- _Dataset content_

..........

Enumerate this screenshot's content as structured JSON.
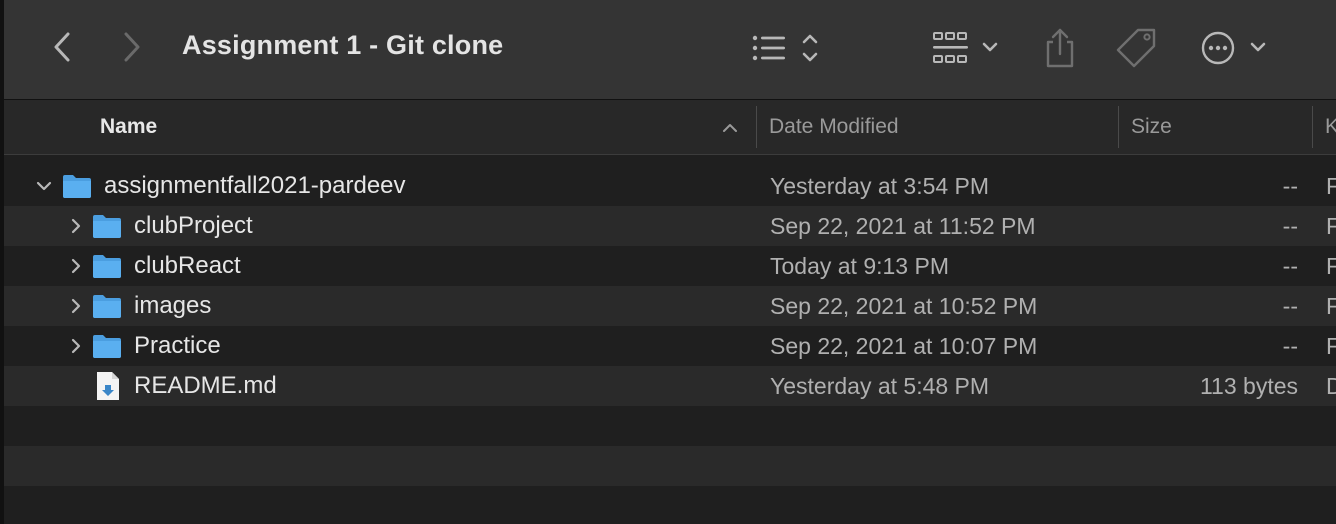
{
  "window": {
    "title": "Assignment 1 - Git clone"
  },
  "toolbar": {
    "back_icon": "chevron-left-icon",
    "forward_icon": "chevron-right-icon",
    "view_icon": "list-view-icon",
    "group_icon": "group-grid-icon",
    "share_icon": "share-icon",
    "tag_icon": "tag-icon",
    "more_icon": "ellipsis-circle-icon"
  },
  "columns": {
    "name": "Name",
    "date": "Date Modified",
    "size": "Size",
    "kind": "K"
  },
  "rows": [
    {
      "name": "assignmentfall2021-pardeev",
      "date": "Yesterday at 3:54 PM",
      "size": "--",
      "kind": "F",
      "type": "folder",
      "expanded": true,
      "depth": 0
    },
    {
      "name": "clubProject",
      "date": "Sep 22, 2021 at 11:52 PM",
      "size": "--",
      "kind": "F",
      "type": "folder",
      "expanded": false,
      "depth": 1
    },
    {
      "name": "clubReact",
      "date": "Today at 9:13 PM",
      "size": "--",
      "kind": "F",
      "type": "folder",
      "expanded": false,
      "depth": 1
    },
    {
      "name": "images",
      "date": "Sep 22, 2021 at 10:52 PM",
      "size": "--",
      "kind": "F",
      "type": "folder",
      "expanded": false,
      "depth": 1
    },
    {
      "name": "Practice",
      "date": "Sep 22, 2021 at 10:07 PM",
      "size": "--",
      "kind": "F",
      "type": "folder",
      "expanded": false,
      "depth": 1
    },
    {
      "name": "README.md",
      "date": "Yesterday at 5:48 PM",
      "size": "113 bytes",
      "kind": "D",
      "type": "file",
      "depth": 1
    }
  ],
  "colors": {
    "folder": "#5aaff0",
    "toolbar_bg": "#343434",
    "row_alt": "#2a2a2a"
  }
}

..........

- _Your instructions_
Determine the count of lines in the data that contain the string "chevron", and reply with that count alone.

- _Task answer_
2